(Required work): In the data below, how many lines contain the string "Date"? Give only the figure.
______
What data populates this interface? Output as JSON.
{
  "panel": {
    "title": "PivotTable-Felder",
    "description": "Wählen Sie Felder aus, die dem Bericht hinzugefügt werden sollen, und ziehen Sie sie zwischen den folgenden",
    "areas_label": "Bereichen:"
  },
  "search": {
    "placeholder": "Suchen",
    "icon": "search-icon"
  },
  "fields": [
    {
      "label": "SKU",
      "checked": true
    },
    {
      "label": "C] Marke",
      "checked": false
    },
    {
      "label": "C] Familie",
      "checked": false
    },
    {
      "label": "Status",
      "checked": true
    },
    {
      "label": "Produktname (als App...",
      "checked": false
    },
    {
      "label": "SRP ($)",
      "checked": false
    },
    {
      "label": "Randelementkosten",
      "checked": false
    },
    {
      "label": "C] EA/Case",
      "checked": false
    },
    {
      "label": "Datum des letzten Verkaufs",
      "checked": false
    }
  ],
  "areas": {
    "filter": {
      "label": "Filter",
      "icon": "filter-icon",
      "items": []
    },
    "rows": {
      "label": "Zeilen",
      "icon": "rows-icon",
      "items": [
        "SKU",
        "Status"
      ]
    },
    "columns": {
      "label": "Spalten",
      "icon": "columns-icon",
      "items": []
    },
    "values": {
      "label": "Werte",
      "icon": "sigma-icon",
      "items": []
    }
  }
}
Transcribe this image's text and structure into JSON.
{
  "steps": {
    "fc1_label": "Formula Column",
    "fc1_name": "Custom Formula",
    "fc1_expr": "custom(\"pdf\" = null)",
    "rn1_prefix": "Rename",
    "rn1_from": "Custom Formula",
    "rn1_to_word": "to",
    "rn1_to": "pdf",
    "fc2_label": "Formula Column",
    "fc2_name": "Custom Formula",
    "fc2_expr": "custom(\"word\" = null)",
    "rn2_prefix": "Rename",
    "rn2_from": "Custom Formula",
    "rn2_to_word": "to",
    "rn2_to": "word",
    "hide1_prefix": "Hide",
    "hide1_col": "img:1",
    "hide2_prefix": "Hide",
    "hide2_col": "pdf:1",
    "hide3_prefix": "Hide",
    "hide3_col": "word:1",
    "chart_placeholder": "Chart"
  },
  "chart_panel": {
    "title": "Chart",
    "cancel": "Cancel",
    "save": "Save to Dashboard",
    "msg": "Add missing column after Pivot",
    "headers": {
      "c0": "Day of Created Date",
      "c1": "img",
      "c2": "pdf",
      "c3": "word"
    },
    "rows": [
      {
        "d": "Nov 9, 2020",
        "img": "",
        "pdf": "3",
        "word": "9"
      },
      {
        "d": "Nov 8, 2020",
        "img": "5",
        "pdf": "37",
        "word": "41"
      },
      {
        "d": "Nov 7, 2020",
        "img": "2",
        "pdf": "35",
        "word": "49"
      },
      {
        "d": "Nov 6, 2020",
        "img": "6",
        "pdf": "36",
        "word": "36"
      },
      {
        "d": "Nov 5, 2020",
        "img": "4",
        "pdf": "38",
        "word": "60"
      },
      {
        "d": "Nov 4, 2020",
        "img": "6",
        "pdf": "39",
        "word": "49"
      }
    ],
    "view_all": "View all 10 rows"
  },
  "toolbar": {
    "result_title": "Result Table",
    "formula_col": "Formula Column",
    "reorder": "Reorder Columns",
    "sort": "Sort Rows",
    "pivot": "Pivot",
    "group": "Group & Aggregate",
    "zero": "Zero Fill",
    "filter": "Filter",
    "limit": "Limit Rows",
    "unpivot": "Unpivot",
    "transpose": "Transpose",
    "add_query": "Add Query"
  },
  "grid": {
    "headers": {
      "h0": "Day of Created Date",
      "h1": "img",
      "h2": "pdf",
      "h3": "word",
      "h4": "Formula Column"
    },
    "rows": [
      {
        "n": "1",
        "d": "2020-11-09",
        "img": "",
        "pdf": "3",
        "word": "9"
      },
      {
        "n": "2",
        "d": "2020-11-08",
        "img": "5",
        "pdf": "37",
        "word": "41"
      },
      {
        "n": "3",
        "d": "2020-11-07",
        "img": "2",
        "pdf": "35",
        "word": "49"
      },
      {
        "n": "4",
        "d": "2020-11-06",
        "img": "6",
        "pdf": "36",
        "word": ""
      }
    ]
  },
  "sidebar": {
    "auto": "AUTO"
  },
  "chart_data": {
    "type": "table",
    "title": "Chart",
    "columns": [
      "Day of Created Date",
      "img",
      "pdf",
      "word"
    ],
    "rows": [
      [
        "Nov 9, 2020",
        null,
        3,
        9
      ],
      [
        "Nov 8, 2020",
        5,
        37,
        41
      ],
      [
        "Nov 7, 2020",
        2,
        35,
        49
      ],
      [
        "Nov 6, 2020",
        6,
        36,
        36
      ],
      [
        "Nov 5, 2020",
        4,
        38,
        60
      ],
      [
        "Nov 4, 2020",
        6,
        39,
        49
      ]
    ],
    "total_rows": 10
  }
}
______
(Task response): 3